• **Required action**
If a line in the records below contains the word "JSON", copy it.

• **Data to process**
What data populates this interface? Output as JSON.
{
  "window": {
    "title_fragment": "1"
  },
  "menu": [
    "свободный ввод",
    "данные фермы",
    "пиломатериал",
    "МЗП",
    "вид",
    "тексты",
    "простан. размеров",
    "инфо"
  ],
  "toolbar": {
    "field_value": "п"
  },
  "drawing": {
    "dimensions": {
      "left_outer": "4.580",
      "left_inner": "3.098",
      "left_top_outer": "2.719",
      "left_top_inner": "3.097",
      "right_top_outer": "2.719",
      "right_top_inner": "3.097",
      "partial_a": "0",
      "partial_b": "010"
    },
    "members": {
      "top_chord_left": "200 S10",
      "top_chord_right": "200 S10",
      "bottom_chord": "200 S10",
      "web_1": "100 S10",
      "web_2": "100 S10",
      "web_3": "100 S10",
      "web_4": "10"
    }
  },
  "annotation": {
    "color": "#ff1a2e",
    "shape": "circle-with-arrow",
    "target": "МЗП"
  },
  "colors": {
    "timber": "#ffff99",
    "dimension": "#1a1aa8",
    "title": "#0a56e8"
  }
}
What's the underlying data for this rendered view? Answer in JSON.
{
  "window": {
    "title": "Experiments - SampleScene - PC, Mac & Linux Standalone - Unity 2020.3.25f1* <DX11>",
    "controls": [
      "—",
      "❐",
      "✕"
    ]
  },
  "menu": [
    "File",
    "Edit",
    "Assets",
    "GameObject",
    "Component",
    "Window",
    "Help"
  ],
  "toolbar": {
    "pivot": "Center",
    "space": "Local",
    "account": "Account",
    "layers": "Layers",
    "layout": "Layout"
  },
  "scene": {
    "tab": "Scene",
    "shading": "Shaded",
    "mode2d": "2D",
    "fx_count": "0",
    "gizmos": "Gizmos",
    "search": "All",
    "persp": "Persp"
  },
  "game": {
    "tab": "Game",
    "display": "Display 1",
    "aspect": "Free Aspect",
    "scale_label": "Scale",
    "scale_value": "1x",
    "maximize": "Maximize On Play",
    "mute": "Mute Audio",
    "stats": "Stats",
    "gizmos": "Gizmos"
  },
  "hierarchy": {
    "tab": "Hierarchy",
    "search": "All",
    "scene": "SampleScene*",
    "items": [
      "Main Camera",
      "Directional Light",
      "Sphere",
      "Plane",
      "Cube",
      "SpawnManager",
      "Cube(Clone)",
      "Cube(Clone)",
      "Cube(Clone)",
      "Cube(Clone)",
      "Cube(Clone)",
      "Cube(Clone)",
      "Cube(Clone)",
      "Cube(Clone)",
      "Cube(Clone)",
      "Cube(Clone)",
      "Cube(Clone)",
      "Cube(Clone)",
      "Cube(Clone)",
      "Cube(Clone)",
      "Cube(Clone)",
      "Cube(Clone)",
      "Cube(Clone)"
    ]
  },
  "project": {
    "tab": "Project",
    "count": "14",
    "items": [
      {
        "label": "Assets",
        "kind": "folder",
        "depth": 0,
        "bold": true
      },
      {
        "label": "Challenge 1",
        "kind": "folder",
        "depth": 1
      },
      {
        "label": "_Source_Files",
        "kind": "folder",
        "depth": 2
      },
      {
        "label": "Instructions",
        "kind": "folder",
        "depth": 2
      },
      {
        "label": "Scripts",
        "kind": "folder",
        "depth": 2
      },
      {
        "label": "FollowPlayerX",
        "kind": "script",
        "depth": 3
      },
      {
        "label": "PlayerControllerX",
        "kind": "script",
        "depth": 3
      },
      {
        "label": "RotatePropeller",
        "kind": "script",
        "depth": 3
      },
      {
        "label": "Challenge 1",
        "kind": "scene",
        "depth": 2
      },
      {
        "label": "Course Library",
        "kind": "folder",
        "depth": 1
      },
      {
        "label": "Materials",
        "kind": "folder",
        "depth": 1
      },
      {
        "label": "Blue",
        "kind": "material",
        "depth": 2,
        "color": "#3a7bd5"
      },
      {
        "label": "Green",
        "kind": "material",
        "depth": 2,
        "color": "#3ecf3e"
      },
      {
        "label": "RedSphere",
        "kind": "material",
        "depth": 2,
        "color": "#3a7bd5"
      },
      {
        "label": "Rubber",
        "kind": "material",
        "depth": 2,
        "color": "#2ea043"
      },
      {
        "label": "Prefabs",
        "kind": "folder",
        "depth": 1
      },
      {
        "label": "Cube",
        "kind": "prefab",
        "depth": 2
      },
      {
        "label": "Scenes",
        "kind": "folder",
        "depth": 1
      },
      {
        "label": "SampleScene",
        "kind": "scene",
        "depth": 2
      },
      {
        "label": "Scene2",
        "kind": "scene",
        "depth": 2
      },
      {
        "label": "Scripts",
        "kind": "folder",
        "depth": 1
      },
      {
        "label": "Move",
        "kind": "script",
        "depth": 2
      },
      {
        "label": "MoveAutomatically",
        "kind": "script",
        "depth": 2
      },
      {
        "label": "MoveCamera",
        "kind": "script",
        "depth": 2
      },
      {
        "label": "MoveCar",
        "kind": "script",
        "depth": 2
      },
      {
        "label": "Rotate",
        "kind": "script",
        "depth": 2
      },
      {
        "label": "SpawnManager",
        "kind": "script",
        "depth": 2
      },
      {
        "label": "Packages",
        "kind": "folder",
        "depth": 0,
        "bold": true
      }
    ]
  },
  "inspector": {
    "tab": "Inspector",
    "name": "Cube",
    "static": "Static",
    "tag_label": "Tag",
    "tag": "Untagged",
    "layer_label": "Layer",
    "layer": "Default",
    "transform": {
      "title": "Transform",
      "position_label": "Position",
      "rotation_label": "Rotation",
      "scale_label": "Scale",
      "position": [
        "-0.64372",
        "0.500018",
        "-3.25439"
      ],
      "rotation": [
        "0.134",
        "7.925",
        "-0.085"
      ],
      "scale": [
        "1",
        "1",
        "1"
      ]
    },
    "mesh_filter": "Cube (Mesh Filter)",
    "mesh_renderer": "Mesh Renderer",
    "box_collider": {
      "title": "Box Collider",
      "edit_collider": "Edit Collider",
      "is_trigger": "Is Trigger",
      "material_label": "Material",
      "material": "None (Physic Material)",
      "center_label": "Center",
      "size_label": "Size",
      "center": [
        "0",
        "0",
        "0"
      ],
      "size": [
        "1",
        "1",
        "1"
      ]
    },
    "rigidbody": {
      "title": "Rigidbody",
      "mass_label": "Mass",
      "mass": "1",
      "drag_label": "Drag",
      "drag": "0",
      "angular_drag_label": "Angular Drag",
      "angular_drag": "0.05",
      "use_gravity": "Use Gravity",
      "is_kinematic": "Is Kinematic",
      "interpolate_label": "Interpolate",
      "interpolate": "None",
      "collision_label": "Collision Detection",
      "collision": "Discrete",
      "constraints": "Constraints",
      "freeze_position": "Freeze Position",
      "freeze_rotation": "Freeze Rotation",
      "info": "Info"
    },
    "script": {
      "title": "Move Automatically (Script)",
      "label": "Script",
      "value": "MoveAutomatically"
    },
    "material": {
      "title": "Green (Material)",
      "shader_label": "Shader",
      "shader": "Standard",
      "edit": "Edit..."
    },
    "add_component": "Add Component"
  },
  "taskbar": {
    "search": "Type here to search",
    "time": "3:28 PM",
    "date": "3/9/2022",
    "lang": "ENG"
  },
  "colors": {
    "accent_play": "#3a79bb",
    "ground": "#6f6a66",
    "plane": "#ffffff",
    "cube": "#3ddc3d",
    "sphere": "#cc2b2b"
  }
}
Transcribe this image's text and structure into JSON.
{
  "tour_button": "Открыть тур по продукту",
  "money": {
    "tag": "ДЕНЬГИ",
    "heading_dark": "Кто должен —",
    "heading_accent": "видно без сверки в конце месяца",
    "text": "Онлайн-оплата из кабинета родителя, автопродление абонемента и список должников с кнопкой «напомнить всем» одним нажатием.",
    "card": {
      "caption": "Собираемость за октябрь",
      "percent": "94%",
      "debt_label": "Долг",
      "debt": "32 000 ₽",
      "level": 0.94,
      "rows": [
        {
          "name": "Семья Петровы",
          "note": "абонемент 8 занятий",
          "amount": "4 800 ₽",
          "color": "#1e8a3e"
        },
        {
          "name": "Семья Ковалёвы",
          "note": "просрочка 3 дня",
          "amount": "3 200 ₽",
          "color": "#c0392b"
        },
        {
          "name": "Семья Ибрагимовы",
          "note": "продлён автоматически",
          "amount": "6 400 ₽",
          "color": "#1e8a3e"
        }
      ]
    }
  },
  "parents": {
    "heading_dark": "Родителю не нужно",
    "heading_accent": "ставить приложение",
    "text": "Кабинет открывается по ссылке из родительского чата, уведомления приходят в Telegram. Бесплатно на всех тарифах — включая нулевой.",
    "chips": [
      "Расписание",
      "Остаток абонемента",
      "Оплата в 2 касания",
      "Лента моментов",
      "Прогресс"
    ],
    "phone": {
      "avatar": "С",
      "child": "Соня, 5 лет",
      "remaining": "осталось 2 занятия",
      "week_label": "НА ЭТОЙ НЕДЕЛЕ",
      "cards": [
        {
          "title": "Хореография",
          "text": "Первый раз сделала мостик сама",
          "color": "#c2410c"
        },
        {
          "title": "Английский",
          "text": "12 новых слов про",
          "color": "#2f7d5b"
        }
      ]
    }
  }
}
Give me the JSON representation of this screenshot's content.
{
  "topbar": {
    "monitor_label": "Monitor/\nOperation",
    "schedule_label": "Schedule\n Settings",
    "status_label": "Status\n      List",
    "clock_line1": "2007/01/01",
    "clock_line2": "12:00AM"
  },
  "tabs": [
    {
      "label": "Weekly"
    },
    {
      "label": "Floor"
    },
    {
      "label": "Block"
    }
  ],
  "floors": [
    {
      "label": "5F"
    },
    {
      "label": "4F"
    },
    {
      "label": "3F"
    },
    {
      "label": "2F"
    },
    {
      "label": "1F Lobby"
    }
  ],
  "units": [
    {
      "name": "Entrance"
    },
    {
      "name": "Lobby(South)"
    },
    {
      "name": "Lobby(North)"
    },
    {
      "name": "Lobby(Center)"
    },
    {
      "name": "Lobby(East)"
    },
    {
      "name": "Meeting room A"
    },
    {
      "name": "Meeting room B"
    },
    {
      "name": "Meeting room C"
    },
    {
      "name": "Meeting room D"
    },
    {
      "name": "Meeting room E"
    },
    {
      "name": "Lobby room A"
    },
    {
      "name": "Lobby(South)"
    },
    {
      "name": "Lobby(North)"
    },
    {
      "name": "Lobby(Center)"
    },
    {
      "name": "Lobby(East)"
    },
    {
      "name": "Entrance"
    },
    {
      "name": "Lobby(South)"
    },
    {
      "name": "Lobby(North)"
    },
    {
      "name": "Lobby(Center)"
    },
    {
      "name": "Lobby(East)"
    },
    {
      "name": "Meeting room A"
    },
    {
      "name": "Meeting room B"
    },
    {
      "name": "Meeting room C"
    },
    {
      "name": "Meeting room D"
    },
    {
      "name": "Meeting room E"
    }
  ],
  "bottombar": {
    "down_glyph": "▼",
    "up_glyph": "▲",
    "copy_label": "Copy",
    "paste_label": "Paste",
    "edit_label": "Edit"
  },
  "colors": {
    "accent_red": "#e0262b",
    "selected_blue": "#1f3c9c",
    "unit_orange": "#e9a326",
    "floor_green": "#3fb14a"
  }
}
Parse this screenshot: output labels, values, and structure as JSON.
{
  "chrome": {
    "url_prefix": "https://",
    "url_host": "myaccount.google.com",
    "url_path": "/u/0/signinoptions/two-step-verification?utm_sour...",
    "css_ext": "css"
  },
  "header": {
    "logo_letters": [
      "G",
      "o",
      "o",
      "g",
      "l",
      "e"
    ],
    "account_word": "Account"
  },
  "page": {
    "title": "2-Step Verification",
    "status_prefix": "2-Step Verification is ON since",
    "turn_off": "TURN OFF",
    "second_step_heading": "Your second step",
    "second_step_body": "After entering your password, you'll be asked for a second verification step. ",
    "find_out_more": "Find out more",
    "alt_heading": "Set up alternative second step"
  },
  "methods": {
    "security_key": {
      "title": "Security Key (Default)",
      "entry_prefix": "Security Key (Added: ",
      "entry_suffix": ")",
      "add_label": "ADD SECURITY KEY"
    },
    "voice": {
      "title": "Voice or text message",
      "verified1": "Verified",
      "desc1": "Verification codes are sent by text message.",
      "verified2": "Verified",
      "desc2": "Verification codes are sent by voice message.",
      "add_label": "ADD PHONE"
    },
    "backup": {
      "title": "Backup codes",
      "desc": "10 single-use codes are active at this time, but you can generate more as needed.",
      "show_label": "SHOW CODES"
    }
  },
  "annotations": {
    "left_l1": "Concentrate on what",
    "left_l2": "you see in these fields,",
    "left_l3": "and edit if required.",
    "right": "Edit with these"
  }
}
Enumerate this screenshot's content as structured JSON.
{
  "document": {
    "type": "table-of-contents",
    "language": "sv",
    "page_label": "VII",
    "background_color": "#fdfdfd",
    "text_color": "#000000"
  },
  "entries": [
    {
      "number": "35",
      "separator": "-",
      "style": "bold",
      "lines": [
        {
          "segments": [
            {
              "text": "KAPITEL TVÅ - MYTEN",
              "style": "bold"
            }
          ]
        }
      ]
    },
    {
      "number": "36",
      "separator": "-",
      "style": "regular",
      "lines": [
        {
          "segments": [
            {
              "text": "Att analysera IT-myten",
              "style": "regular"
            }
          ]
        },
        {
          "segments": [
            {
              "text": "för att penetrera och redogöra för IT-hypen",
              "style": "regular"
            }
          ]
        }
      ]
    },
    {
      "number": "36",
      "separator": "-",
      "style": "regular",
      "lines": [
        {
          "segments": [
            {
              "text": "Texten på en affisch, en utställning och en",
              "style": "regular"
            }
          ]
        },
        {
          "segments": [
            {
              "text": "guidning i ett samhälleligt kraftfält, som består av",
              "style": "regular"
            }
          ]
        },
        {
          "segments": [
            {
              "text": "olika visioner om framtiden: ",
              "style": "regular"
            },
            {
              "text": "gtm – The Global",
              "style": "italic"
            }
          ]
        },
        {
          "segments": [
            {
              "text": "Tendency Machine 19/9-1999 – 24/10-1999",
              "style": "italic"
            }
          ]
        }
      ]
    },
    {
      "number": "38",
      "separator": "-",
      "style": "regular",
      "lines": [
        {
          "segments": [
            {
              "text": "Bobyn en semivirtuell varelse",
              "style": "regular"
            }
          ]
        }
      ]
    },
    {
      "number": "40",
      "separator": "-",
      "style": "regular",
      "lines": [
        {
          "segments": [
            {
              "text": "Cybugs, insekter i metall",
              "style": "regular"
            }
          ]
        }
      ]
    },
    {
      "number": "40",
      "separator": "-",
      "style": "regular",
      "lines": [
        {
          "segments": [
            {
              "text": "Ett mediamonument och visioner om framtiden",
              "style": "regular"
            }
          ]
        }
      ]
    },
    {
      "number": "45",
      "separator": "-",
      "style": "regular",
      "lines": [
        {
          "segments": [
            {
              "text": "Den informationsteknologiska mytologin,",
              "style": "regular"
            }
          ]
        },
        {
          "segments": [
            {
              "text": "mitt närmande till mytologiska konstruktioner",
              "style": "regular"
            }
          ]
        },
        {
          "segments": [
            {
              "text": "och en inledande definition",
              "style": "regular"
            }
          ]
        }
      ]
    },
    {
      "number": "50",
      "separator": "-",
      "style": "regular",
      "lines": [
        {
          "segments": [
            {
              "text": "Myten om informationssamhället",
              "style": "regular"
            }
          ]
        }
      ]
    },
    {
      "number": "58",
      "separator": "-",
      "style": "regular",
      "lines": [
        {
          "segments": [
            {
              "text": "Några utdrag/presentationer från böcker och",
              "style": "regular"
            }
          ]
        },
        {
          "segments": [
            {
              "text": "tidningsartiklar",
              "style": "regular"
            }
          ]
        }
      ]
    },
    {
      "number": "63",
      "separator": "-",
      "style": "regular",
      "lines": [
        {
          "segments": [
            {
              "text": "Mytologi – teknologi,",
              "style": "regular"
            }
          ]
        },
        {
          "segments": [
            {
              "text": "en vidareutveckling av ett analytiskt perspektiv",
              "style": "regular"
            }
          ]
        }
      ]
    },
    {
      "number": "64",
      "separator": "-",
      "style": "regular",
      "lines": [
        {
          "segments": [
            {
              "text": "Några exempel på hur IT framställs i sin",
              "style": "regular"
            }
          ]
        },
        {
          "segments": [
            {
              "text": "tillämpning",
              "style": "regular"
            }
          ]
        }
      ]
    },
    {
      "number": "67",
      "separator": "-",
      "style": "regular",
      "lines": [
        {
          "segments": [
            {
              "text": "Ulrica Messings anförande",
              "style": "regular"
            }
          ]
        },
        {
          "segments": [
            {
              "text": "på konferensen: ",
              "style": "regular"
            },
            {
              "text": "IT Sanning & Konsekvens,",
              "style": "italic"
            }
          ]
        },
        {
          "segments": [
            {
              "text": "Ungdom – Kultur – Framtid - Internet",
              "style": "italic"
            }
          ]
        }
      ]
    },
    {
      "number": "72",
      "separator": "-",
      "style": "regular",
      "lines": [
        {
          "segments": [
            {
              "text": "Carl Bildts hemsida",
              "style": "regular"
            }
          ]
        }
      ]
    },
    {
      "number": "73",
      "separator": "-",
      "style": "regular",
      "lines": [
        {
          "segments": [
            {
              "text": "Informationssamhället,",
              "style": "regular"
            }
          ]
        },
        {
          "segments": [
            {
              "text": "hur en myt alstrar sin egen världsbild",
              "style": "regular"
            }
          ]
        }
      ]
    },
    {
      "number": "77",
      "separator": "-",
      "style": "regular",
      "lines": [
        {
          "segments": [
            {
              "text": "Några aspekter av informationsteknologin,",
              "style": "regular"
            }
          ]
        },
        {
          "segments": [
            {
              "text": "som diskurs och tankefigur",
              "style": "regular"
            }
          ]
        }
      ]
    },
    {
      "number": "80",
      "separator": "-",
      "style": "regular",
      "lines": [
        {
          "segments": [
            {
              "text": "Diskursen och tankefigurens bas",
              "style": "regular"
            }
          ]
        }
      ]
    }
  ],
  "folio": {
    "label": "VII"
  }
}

• **Exercise response**
What data populates this interface? Output as JSON.
What's the underlying data for this rendered view? Answer in JSON.
Transcribe this image's text and structure into JSON.
Give me the JSON representation of this screenshot's content.
Parse this screenshot: output labels, values, and structure as JSON.
Enumerate this screenshot's content as structured JSON.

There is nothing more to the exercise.